Kendl Winter’s fourth release Apple Core is aptly named, sounding even in its sunniest spots reduced, drained and slightly acidic. Recorded on a boat in Puget Sound, the album has an endearing sloppiness to it, as though rocking on swells muted by the water’s surrounding mountains. Her lyrics are too drained to be precious or cute. She’s hungry and she’s eating her words, while the waves swallow her whole in her bed sheet gowns. Songs like “Bluebird on the Mountainside” and “Sharp Stones into the Sea” are rolling bluegrass numbers about nature, summertime trails and yearnings for redemption from past transgressions fading quickly into memory’s recesses.

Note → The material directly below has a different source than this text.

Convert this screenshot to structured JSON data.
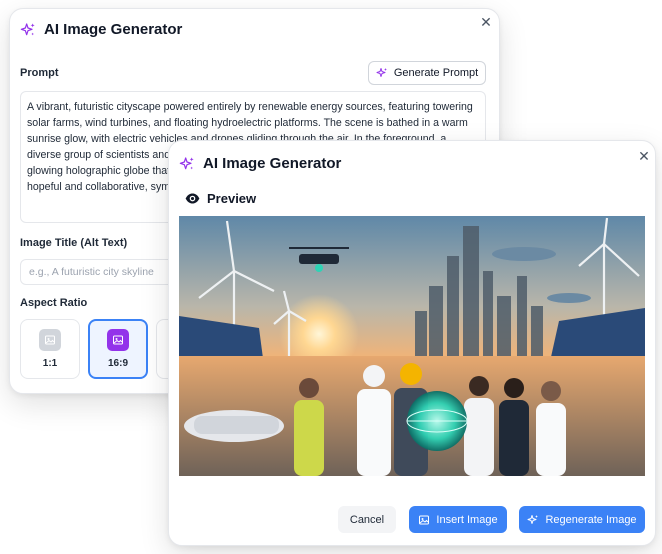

Winter’s bone-dry brittle voice isn’t forceful enough to carry an entire album’s worth of material, and Apple Core gets occasional injections of oomph from the appealing instrumental touches of strings, some pedal guitar and musty piano. Nothing here could be called a virtuoso performance, or a mastery feat of musicianship, but it works because it all plays around the furniture rather than rearranging it. Like Rose Melberg, Mirah, and other K Record progenitors, Kendl Winter eschews the overt and flashy for the spare and organic, preferring an indirect, ultimately disarming approach to melody that settles gently on whatever surface it lands. The breathy, harmonized coos at the end of “Cotton Skies” are genuine and heartfelt, and along with minimal trumpet, punctuate Apple Core‘s second-finest moment.
Top honors go to ‘”On To Me,” the album’s best example of Winter getting her songwriting really sorted. “If that shade could block the night/ it would all be over I think,” she sings, calling out her faults and flaws, agreeing to let go and move on. It works so well because it’s all delivered in a lower, clearly more comfortable vocal range, making use of her twangy Arkansas pitch. The fiddle, organ, and her omnipresent, diary-confessional harmonies are an immensely rewarding way to draw the album to its conclusion.
Not everything is within the confines of the the country comfort zone. “Dr. Tiller” is a small curio, about the slaying of the notorious Wichita, Kansas abortion doctor in May of 2009. It’s the only third-person narrative on Apple Core, and stands out, nakedly self-conscious among her other song’s gentle ruminations of love, loss and lament. It’s an interesting, though admittedly startling piece about grotesque subject matter, delivered in an oddly plaintive way that will have listeners reaching for the playback to hear her chronicle more the Doctor’s “decades of courage.”
Kendl Winter isn’t reinventing any wheels here, but there’s nothing wrong with making a straightforward record as long as there are some detours along the way. More than any other fruit, the apple has an unimpeachable history of being nourishing, of keeping doctors away with their delicate skins. She may have eaten away to the seeds, but knows they’re the raw material for growth. Listen to the spirited banjo and soft violin on “Apple Core/Cocoon Body,” and let its guarded hopefulness make its impression.
Nickel Creek – This Side
Alison Krauss – So Long So Wrong
Bela Fleck – Flight of the Cosmic Hippo